Friday, September 20, 2013

Beauty and utility: "only" subjective?

This week I asked my students to read several posts about human evolution and tool use. I asked them to comment on the posts by listing out what they thought was "subjective" and "objective" in the readings. I've put the words in quotations because after all, they are both open to interpretation.

Students worked very hard on the exercise, most spending the entire two hours we had scheduled for lab. My observation of their work and the nature of their responses led me to several questions. 

First, a note on the responses. Most striking was that students classified as "subjective" any statements about the gracefulness, beauty, balance, or elegance of Paleolithic and Neolithic tools. Interesting because beauty aside, the first essay of this semester discussed the "beauty" or "elegance" of problem-solving in both scientific and artistic contexts. But what about the evidence in front of them? 

My close reading of students' responses led to a couple of questions. First: how do people make decisions about what's objective or subjective? Were there key words, phrases, or ideas that students distinguished as one or the other? I know these judgements were not made in haste because I listened in to all of the discussions. Students seriously debated this stuff. 
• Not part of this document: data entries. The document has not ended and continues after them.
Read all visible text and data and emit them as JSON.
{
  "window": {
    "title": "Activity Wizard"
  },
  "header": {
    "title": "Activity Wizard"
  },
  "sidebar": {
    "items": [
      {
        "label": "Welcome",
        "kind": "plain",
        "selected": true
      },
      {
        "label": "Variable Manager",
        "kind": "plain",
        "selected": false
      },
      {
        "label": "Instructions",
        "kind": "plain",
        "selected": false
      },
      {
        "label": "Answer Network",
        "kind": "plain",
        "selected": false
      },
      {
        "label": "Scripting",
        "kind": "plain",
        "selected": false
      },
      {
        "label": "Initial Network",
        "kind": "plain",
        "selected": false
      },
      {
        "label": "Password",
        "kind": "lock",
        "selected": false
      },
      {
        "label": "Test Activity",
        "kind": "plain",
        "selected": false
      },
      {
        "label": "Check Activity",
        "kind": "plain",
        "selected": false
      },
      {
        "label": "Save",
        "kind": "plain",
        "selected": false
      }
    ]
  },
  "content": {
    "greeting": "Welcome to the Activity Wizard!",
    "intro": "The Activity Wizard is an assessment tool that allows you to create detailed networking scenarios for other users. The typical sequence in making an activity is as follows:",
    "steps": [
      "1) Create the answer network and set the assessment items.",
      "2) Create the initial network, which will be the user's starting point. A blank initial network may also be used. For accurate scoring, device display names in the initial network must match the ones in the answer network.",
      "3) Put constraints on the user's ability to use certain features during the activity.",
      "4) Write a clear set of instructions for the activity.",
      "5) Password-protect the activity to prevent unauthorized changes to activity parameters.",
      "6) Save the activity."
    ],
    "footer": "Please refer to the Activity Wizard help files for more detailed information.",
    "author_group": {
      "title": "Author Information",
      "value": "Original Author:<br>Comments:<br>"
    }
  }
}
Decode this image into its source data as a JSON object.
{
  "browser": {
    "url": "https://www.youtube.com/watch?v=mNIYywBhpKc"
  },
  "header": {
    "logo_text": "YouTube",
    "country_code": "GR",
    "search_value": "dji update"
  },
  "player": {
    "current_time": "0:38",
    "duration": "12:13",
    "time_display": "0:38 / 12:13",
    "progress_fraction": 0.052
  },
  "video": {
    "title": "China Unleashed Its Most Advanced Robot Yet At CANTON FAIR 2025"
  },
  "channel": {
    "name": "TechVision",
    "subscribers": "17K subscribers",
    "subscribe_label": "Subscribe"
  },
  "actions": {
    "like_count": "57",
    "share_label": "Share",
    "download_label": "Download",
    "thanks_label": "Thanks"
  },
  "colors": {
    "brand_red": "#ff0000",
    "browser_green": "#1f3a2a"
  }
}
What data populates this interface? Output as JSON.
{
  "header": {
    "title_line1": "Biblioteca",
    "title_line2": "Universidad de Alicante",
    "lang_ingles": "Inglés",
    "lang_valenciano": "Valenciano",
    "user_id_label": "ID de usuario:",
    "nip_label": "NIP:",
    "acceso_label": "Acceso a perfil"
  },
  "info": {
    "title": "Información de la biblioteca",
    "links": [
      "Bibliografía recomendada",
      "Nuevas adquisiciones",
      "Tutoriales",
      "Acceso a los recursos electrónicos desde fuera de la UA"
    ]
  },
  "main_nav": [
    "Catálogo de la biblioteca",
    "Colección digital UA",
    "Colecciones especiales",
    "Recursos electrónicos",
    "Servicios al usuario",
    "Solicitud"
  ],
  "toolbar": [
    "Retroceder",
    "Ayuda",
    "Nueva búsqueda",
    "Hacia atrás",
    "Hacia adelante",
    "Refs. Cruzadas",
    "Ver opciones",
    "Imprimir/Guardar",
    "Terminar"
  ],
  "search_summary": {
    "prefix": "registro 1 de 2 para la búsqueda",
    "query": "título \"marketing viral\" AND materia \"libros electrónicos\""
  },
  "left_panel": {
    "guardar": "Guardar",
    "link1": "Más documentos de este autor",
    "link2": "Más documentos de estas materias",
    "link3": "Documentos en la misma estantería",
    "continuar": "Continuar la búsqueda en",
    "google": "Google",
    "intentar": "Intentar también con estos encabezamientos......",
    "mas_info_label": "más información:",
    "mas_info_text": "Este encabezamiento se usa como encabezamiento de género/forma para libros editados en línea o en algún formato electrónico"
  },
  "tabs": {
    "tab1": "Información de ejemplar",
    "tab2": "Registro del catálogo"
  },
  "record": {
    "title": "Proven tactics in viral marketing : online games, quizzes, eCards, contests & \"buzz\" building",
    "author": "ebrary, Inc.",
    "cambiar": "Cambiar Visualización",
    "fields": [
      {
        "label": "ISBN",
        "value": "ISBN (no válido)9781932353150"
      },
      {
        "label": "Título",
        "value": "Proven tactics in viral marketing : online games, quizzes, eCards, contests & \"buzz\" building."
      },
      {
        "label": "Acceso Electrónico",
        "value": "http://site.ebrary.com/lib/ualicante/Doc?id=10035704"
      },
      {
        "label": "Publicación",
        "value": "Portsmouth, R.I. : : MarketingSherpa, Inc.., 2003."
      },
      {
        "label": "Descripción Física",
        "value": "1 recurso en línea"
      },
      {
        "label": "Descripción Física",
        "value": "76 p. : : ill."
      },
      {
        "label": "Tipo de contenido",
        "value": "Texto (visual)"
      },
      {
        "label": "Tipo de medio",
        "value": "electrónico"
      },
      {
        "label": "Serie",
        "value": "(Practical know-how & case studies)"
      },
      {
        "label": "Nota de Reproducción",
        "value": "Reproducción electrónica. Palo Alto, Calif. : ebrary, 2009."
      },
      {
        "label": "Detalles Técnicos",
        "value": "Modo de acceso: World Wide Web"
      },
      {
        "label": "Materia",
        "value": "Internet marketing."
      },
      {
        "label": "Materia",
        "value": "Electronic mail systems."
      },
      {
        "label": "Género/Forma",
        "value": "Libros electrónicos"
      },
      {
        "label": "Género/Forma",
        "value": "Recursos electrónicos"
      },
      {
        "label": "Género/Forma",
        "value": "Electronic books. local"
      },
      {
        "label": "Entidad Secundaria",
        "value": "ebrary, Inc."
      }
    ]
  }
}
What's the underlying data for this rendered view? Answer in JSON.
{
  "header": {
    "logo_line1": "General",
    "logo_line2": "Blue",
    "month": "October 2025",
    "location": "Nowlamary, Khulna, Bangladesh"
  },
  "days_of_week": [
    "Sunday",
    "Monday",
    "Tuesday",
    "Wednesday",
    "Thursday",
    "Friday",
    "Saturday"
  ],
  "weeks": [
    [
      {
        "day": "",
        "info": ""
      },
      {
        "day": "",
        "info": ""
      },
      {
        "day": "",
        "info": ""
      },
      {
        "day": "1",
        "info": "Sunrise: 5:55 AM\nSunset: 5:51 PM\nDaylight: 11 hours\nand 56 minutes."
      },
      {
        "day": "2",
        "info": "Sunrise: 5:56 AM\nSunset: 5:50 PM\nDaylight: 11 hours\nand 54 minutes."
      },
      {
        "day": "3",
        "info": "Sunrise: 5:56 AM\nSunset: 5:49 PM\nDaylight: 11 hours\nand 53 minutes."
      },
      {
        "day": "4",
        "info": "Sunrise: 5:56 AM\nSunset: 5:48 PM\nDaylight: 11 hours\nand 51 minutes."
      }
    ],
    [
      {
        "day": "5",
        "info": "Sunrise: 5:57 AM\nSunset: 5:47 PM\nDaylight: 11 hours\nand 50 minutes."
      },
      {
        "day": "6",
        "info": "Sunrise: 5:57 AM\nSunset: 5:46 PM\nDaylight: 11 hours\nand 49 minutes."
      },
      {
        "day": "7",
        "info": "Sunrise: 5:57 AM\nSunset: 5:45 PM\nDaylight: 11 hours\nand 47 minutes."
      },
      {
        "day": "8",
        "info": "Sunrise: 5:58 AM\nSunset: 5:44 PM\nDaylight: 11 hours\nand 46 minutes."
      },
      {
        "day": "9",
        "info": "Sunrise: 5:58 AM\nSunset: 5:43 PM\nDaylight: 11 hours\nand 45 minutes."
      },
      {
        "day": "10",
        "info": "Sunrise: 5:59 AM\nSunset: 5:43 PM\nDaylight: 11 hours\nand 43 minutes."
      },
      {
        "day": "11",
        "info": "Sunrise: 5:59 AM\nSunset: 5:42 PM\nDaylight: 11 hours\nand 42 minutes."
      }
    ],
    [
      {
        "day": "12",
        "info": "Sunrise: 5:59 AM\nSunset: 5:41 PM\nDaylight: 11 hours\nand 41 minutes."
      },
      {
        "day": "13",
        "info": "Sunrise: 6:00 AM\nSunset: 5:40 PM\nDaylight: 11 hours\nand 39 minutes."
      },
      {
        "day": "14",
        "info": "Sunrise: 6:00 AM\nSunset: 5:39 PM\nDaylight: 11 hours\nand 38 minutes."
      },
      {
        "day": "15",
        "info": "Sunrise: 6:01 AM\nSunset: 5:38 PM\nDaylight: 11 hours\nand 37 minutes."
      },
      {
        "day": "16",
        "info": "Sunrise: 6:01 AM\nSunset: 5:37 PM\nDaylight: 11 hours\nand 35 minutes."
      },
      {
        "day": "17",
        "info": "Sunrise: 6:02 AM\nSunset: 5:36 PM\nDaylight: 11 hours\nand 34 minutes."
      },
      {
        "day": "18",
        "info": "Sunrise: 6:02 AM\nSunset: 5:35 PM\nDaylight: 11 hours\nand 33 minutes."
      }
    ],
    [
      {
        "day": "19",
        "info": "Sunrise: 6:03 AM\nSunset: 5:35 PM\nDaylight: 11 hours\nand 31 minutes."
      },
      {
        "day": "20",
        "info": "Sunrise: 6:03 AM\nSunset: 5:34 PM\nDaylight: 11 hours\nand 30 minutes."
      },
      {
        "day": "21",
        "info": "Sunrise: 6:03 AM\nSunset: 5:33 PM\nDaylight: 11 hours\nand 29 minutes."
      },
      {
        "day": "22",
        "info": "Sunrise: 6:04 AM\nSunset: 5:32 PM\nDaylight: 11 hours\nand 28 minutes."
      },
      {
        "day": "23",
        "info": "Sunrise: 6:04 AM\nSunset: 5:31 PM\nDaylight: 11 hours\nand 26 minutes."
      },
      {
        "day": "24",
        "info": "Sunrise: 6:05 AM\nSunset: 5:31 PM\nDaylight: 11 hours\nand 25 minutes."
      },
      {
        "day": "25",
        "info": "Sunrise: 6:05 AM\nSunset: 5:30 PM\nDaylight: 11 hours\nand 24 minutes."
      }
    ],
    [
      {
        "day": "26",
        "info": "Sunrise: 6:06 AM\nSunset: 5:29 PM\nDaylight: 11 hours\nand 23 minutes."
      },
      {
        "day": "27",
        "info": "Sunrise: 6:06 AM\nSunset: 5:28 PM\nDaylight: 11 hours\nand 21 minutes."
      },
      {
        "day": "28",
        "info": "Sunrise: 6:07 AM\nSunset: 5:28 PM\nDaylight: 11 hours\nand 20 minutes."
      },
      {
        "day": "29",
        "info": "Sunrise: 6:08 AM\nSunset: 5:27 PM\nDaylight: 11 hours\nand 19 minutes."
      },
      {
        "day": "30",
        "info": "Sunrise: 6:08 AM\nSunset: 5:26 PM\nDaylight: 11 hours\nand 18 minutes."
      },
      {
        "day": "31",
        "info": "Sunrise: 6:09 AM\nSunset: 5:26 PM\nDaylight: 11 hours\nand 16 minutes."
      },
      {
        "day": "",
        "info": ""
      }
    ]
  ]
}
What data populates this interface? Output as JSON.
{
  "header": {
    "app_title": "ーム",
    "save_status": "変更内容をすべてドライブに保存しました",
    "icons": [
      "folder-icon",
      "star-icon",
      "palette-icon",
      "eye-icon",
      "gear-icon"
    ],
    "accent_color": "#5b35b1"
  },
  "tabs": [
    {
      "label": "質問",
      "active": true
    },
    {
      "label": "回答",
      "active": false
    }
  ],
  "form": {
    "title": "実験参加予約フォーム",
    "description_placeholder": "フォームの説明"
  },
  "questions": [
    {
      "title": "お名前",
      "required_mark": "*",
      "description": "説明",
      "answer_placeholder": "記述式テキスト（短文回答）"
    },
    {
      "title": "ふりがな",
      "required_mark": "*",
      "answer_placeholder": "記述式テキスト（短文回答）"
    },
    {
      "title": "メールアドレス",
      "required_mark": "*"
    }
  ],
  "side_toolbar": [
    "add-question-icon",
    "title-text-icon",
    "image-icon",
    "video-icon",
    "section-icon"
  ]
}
My second question asks what it takes to persuade someone about the "objectivity" of a statement. Perhaps it's a matter of the eye of the beholder. This is the first time many of my students have seen objects like these. Maybe, because of unfamiliarity, bias, or perception, ideas of gracefulness, balance, and beauty don't come to mind when students observe these objects. 

I engaged a few students in a discussion of the iPhone, the beautiful new ios 7 operating system, and less than stunning alternatives. They insisted that sales and profit are the most plausible reasons for excellent design in these contemporary tools. I wonder if they thought about utility. 

It comes down I think to a re-training of the eye, an appreciation for the deep historicity of these objects, and acknowledgement that beauty and utility go hand in hand. 

1 comment:

  1. I think I wrote this in one other response this week, "form follows function." It seems that graceful form leads to efficient balanced function. Applied to design, form of athletes or dancers, leaves on a tree, or architecture, it seems to be true.
    Maybe as technology advances the design, form, and function possibilities of an object, ir becomes harder to see the inherent beauty or symmetry vs historical or handmade objects. Do machines destroy this symbiotic element to design or just change it? Beauty is in the eye of the beholder.